◆ What to do: The number of lines holding the string "sitemap" is all that is wanted; count them in the records below.

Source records
───

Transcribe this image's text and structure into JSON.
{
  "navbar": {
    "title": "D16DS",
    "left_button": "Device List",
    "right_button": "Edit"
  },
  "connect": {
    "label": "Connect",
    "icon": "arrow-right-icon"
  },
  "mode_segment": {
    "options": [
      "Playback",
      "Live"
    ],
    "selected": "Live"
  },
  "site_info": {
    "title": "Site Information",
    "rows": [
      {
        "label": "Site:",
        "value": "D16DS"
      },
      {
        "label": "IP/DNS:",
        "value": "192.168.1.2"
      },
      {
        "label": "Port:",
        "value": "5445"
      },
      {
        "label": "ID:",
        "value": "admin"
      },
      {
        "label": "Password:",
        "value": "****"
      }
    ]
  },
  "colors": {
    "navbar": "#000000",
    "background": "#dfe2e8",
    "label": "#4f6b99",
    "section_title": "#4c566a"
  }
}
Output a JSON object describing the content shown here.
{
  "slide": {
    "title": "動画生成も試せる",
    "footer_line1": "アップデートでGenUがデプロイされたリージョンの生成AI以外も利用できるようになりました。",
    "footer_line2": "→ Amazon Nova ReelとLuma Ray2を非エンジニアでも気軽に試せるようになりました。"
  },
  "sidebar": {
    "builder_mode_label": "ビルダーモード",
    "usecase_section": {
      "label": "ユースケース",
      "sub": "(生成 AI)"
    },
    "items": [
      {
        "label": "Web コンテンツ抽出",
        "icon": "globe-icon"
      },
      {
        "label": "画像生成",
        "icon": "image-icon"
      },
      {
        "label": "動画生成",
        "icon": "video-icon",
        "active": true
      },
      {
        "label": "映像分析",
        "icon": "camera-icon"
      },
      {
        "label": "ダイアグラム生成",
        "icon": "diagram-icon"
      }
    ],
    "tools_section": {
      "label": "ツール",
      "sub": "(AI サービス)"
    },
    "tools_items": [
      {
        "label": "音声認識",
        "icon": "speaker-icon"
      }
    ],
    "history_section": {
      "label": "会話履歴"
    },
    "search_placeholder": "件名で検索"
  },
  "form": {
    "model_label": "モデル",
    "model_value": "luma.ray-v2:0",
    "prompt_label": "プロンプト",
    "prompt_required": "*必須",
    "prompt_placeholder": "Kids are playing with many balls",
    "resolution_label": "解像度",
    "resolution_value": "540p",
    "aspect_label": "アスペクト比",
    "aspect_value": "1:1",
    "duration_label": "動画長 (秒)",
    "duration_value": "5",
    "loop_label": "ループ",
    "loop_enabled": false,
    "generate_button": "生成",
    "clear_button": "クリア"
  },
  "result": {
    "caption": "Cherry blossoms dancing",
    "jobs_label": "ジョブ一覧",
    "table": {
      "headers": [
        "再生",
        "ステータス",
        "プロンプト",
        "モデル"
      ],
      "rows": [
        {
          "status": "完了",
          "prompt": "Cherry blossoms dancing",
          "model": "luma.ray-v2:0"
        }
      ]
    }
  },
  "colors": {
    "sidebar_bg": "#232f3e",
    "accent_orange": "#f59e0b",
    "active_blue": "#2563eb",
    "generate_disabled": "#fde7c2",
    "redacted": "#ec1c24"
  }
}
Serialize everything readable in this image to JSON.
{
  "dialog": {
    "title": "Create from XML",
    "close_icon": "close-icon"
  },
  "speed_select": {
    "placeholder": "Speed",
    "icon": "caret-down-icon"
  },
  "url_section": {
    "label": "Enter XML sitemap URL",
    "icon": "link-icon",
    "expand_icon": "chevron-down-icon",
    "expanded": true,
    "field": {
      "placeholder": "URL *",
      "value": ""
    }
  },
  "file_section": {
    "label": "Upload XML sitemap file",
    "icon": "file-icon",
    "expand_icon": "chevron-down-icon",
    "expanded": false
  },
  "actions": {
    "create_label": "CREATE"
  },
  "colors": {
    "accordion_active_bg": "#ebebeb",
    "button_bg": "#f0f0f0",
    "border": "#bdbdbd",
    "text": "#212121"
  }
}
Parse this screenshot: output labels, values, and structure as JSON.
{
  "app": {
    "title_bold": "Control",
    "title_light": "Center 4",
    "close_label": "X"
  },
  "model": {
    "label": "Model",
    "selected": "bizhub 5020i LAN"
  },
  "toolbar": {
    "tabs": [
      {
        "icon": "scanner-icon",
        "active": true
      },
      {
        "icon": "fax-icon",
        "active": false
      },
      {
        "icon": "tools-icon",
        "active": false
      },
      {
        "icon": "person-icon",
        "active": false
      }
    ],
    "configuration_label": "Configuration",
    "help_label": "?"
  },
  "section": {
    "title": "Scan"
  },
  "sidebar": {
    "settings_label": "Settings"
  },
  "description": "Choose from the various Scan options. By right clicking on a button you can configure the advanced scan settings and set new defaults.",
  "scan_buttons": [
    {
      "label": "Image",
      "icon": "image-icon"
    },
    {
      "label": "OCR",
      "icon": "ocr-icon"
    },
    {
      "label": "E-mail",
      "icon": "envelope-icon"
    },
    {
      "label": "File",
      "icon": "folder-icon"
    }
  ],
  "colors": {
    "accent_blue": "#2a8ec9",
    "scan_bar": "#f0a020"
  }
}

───

◆ Exercise answer: 2